- [WHAT THE EXERCISE ASKS]: Please reproduce all entries word for word and omit their pictures.

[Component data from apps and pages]
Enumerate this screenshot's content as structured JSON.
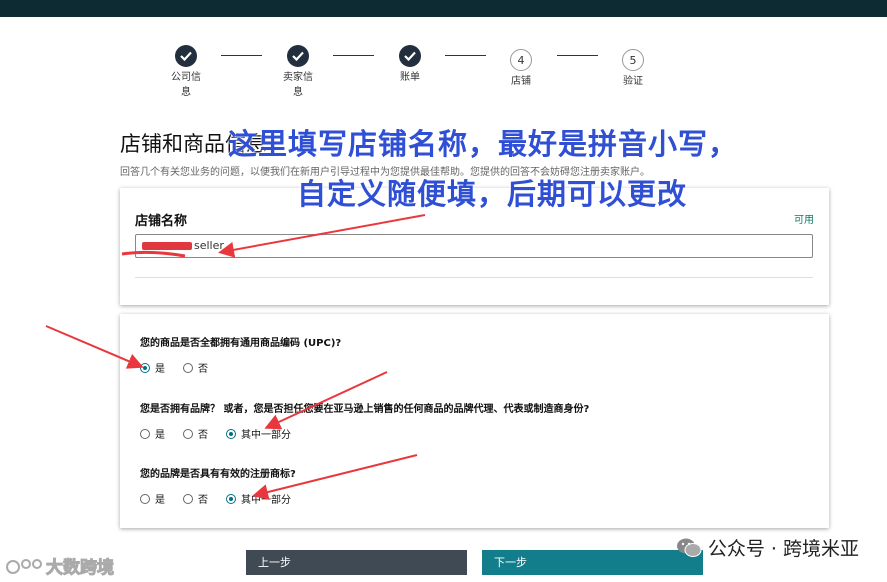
{
  "steps": [
    {
      "label": "公司信息",
      "state": "done"
    },
    {
      "label": "卖家信息",
      "state": "done"
    },
    {
      "label": "账单",
      "state": "done"
    },
    {
      "label": "店铺",
      "state": "todo",
      "number": "4"
    },
    {
      "label": "验证",
      "state": "todo",
      "number": "5"
    }
  ],
  "page": {
    "title": "店铺和商品信息",
    "description": "回答几个有关您业务的问题，以便我们在新用户引导过程中为您提供最佳帮助。您提供的回答不会妨碍您注册卖家账户。"
  },
  "store": {
    "label": "店铺名称",
    "availability": "可用",
    "value": "seller"
  },
  "questions": [
    {
      "text": "您的商品是否全都拥有通用商品编码 (UPC)?",
      "options": [
        "是",
        "否"
      ],
      "selected": 0
    },
    {
      "text": "您是否拥有品牌？ 或者，您是否担任您要在亚马逊上销售的任何商品的品牌代理、代表或制造商身份?",
      "options": [
        "是",
        "否",
        "其中一部分"
      ],
      "selected": 2
    },
    {
      "text": "您的品牌是否具有有效的注册商标?",
      "options": [
        "是",
        "否",
        "其中一部分"
      ],
      "selected": 2
    }
  ],
  "buttons": {
    "prev": "上一步",
    "next": "下一步"
  },
  "annotation": {
    "line1": "这里填写店铺名称，最好是拼音小写，",
    "line2": "自定义随便填，后期可以更改",
    "color": "#2f4fd4",
    "arrow_color": "#e8383d"
  },
  "watermarks": {
    "left": "大数跨境",
    "right": "公众号 · 跨境米亚"
  }
}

- [RESULT]:
Enumerate this screenshot's content as structured JSON.
{
  "steps": [
    {
      "label": "公司信息",
      "state": "done"
    },
    {
      "label": "卖家信息",
      "state": "done"
    },
    {
      "label": "账单",
      "state": "done"
    },
    {
      "label": "店铺",
      "state": "todo",
      "number": "4"
    },
    {
      "label": "验证",
      "state": "todo",
      "number": "5"
    }
  ],
  "page": {
    "title": "店铺和商品信息",
    "description": "回答几个有关您业务的问题，以便我们在新用户引导过程中为您提供最佳帮助。您提供的回答不会妨碍您注册卖家账户。"
  },
  "store": {
    "label": "店铺名称",
    "availability": "可用",
    "value": "seller"
  },
  "questions": [
    {
      "text": "您的商品是否全都拥有通用商品编码 (UPC)?",
      "options": [
        "是",
        "否"
      ],
      "selected": 0
    },
    {
      "text": "您是否拥有品牌？ 或者，您是否担任您要在亚马逊上销售的任何商品的品牌代理、代表或制造商身份?",
      "options": [
        "是",
        "否",
        "其中一部分"
      ],
      "selected": 2
    },
    {
      "text": "您的品牌是否具有有效的注册商标?",
      "options": [
        "是",
        "否",
        "其中一部分"
      ],
      "selected": 2
    }
  ],
  "buttons": {
    "prev": "上一步",
    "next": "下一步"
  },
  "annotation": {
    "line1": "这里填写店铺名称，最好是拼音小写，",
    "line2": "自定义随便填，后期可以更改",
    "color": "#2f4fd4",
    "arrow_color": "#e8383d"
  },
  "watermarks": {
    "left": "大数跨境",
    "right": "公众号 · 跨境米亚"
  }
}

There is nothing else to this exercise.